- **WORK TASK**
Output the data once more, exactly as given.

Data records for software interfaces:
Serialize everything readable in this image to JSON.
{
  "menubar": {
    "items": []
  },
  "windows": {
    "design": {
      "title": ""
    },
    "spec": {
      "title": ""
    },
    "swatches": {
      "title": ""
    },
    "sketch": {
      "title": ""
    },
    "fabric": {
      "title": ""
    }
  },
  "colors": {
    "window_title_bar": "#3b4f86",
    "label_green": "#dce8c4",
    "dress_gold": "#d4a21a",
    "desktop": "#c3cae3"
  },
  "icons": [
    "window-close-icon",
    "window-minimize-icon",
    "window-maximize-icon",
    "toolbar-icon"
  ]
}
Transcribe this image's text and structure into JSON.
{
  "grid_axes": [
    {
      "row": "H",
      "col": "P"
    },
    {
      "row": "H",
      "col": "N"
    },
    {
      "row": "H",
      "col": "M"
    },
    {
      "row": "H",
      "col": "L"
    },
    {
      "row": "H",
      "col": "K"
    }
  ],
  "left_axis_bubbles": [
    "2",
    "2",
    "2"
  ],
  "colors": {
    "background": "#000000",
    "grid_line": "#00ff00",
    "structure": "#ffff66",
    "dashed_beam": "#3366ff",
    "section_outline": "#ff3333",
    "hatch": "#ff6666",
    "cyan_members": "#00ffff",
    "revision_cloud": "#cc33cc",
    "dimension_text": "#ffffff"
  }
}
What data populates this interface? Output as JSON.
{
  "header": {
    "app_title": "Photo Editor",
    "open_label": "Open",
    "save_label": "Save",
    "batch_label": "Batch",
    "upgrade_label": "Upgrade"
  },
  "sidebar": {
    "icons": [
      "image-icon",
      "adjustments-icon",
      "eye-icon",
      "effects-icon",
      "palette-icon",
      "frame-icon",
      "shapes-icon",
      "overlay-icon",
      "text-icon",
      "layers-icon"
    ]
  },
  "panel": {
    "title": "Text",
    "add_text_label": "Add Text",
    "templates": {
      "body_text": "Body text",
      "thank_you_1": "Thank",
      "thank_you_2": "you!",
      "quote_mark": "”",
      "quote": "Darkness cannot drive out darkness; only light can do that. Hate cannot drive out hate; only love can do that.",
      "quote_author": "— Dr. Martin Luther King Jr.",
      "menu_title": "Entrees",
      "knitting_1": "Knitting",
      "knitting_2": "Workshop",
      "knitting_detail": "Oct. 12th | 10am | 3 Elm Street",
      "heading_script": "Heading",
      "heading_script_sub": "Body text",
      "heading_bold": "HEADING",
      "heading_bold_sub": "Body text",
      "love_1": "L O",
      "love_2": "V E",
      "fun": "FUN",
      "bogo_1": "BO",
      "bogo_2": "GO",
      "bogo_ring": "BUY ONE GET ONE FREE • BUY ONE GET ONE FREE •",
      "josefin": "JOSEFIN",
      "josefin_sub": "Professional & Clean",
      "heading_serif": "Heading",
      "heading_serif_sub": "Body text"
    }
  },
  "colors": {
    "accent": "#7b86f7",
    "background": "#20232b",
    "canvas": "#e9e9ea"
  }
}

- **RESULT OF THIS TASK**
Serialize everything readable in this image to JSON.
{
  "menubar": {
    "items": []
  },
  "windows": {
    "design": {
      "title": ""
    },
    "spec": {
      "title": ""
    },
    "swatches": {
      "title": ""
    },
    "sketch": {
      "title": ""
    },
    "fabric": {
      "title": ""
    }
  },
  "colors": {
    "window_title_bar": "#3b4f86",
    "label_green": "#dce8c4",
    "dress_gold": "#d4a21a",
    "desktop": "#c3cae3"
  },
  "icons": [
    "window-close-icon",
    "window-minimize-icon",
    "window-maximize-icon",
    "toolbar-icon"
  ]
}
Transcribe this image's text and structure into JSON.
{
  "grid_axes": [
    {
      "row": "H",
      "col": "P"
    },
    {
      "row": "H",
      "col": "N"
    },
    {
      "row": "H",
      "col": "M"
    },
    {
      "row": "H",
      "col": "L"
    },
    {
      "row": "H",
      "col": "K"
    }
  ],
  "left_axis_bubbles": [
    "2",
    "2",
    "2"
  ],
  "colors": {
    "background": "#000000",
    "grid_line": "#00ff00",
    "structure": "#ffff66",
    "dashed_beam": "#3366ff",
    "section_outline": "#ff3333",
    "hatch": "#ff6666",
    "cyan_members": "#00ffff",
    "revision_cloud": "#cc33cc",
    "dimension_text": "#ffffff"
  }
}
What data populates this interface? Output as JSON.
{
  "header": {
    "app_title": "Photo Editor",
    "open_label": "Open",
    "save_label": "Save",
    "batch_label": "Batch",
    "upgrade_label": "Upgrade"
  },
  "sidebar": {
    "icons": [
      "image-icon",
      "adjustments-icon",
      "eye-icon",
      "effects-icon",
      "palette-icon",
      "frame-icon",
      "shapes-icon",
      "overlay-icon",
      "text-icon",
      "layers-icon"
    ]
  },
  "panel": {
    "title": "Text",
    "add_text_label": "Add Text",
    "templates": {
      "body_text": "Body text",
      "thank_you_1": "Thank",
      "thank_you_2": "you!",
      "quote_mark": "”",
      "quote": "Darkness cannot drive out darkness; only light can do that. Hate cannot drive out hate; only love can do that.",
      "quote_author": "— Dr. Martin Luther King Jr.",
      "menu_title": "Entrees",
      "knitting_1": "Knitting",
      "knitting_2": "Workshop",
      "knitting_detail": "Oct. 12th | 10am | 3 Elm Street",
      "heading_script": "Heading",
      "heading_script_sub": "Body text",
      "heading_bold": "HEADING",
      "heading_bold_sub": "Body text",
      "love_1": "L O",
      "love_2": "V E",
      "fun": "FUN",
      "bogo_1": "BO",
      "bogo_2": "GO",
      "bogo_ring": "BUY ONE GET ONE FREE • BUY ONE GET ONE FREE •",
      "josefin": "JOSEFIN",
      "josefin_sub": "Professional & Clean",
      "heading_serif": "Heading",
      "heading_serif_sub": "Body text"
    }
  },
  "colors": {
    "accent": "#7b86f7",
    "background": "#20232b",
    "canvas": "#e9e9ea"
  }
}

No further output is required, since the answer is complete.